The essence of Shingon Mantrayana practice is to experience Reality by emulating the inner realization of the Dharmakaya through the meditative ritual use of mantra, mudra and visualization of mandala (ie. the three mysteries). All Shingon followers gradually develop a teacher-student relationship, whereby a teacher learns the disposition of the student and teaches practices accordingly. For lay practitioners, there is no initiation ceremony beyond the Kechien Kanjō (結縁灌頂), which is normally offered only at Mt. Koya but can also be offered by larger temples under masters permitted to transmit the empowerment. It is not required for all laypersons to take.

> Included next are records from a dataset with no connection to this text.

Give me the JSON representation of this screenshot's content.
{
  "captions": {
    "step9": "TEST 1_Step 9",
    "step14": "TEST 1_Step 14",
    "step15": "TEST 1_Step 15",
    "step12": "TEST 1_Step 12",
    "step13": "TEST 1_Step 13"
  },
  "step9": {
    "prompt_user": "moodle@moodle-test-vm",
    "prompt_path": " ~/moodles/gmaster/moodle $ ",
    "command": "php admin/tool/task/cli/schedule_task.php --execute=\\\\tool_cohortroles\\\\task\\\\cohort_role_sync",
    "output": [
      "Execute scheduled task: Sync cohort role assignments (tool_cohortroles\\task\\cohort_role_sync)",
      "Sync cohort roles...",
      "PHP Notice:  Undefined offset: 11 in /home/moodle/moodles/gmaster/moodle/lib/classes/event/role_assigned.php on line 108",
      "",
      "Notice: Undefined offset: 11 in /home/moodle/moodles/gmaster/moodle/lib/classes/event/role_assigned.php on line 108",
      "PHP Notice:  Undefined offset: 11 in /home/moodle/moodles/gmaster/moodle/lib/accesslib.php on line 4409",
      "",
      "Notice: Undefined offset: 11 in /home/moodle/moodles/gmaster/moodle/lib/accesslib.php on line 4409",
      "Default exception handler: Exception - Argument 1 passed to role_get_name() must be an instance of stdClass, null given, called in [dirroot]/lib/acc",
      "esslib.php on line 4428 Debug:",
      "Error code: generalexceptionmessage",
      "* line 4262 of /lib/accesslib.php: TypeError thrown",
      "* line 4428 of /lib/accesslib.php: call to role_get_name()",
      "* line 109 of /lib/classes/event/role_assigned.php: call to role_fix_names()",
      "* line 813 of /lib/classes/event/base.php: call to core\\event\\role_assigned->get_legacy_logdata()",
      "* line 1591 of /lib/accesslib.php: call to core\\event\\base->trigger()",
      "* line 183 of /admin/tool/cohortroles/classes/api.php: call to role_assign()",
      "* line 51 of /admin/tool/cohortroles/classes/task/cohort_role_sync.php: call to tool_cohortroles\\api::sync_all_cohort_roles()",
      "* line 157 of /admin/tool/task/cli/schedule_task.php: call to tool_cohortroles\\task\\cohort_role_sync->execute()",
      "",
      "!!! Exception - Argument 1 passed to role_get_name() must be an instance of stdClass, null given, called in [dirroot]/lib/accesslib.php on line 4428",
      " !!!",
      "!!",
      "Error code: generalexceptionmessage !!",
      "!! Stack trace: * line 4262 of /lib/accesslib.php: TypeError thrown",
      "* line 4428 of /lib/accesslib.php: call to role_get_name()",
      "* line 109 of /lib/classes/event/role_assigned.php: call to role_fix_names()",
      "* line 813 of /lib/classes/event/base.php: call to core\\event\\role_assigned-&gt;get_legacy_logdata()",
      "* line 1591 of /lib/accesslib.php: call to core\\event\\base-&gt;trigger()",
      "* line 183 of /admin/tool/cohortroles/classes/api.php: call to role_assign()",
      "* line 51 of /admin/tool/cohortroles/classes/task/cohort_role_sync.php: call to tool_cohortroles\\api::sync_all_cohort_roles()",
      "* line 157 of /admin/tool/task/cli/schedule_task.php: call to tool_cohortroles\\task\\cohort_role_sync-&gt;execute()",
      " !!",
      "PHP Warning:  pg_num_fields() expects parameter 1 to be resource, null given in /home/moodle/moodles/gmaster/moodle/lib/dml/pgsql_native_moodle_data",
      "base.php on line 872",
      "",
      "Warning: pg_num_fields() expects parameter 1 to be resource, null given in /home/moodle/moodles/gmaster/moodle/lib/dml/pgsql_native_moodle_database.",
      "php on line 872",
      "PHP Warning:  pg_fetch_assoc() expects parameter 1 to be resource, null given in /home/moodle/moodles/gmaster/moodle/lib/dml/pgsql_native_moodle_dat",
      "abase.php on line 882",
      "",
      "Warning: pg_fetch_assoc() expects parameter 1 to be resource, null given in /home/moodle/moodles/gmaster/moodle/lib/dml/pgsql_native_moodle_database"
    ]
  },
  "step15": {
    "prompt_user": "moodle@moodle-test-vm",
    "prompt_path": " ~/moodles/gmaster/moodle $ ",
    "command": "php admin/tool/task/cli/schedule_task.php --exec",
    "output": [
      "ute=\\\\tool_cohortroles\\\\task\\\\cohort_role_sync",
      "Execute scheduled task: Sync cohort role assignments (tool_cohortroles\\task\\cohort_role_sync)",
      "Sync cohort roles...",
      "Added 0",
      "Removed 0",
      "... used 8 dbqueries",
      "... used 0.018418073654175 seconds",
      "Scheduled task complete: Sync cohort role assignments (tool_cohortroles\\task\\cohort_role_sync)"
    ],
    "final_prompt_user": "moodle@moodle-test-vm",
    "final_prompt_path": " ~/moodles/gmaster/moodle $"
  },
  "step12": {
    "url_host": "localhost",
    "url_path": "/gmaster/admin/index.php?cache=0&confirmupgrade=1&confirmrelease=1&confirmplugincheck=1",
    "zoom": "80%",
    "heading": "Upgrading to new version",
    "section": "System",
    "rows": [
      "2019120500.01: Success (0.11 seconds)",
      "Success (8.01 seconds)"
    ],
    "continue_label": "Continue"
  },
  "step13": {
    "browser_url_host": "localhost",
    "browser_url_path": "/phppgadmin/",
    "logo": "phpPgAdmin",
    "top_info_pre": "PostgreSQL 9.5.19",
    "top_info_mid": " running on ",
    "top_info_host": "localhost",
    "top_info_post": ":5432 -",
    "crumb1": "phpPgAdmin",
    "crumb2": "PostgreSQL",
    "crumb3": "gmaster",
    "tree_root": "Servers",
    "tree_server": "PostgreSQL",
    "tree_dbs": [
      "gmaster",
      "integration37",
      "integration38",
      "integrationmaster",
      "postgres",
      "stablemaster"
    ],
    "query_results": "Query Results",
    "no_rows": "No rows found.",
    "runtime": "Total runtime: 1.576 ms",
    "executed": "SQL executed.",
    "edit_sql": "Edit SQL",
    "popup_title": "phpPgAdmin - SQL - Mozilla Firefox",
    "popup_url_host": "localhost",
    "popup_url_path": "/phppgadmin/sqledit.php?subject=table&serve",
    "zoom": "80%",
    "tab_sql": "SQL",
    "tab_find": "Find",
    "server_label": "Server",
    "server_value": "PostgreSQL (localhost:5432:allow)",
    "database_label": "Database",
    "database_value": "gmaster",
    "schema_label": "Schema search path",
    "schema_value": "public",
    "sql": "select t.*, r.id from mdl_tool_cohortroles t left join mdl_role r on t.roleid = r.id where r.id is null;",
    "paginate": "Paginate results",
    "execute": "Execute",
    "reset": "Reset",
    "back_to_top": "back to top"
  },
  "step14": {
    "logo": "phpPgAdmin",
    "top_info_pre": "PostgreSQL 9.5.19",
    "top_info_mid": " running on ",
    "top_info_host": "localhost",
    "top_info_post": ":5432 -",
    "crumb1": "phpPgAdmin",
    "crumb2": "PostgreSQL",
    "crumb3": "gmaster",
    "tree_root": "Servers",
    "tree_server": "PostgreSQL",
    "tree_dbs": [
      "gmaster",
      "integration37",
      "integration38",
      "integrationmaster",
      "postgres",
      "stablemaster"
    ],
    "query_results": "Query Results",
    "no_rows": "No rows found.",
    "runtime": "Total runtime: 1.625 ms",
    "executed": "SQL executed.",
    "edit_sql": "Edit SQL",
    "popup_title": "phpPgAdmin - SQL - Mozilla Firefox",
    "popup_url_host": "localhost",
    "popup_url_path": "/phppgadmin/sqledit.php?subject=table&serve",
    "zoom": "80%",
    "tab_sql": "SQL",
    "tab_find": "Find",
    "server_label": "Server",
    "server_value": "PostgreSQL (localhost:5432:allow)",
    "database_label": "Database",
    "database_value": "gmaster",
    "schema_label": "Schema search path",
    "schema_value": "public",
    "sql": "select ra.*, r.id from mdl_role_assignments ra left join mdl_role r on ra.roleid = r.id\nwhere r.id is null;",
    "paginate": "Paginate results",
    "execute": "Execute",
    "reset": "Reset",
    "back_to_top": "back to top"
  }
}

In the case of disciples wishing to ordain as priests, the process is more complex and requires initiations in various mandalas, rituals and so on. In either case, the stress is on finding a qualified and willing mentor who will guide you through Shingon practice at a gradual pace.
Branches of Shingon
- Kōyasan (高野山真言宗)Chuiin Ryu
- Tōji (東寺真言宗)
- Zentsūji-ha (真言宗善通寺派)
- Daigo-ha (真言宗醍醐派)
- Omuro-ha (真言宗御室派)
- Daikakuji-ha (真言宗大覚寺派)
- Sennyūji-ha (真言宗泉涌寺派)
- Yamashina-ha (真言宗山階派)
- Shigisan (信貴山真言宗)
- Nakayamadera-ha (真言宗中山寺派)
- Sanbōshū (真言三宝宗)
- Sumadera-ha (真言宗須磨寺派)
- Chizan-ha (真言宗智山派)
- Buzan-ha (真言宗豊山派)
- Shingi (新義真言宗)
- Ritsushū (真言律宗)
- Kokubunji-ha (真言宗国分寺派)
- Inunaki-ha (真言宗犬鳴派)
- ↑ Caiger, Mason. A History of Japan, Revised Ed.. pp. 106–107.
- ↑ "Jusan Butsu - The Thirteen Buddhas of the Shingon School <Internet>". http://www.shingon.org/deities/jusanbutsu/jusanbutsu.html. Retrieved 5 July 2007.
- Americana Buddhist Temple
- The International Shingon Institute
- Mandala Society in Croatia
- Mandala Vermont, US
- Naritasan Shinshoji Temple, Japan
- Shingon Buddhist Temple, UK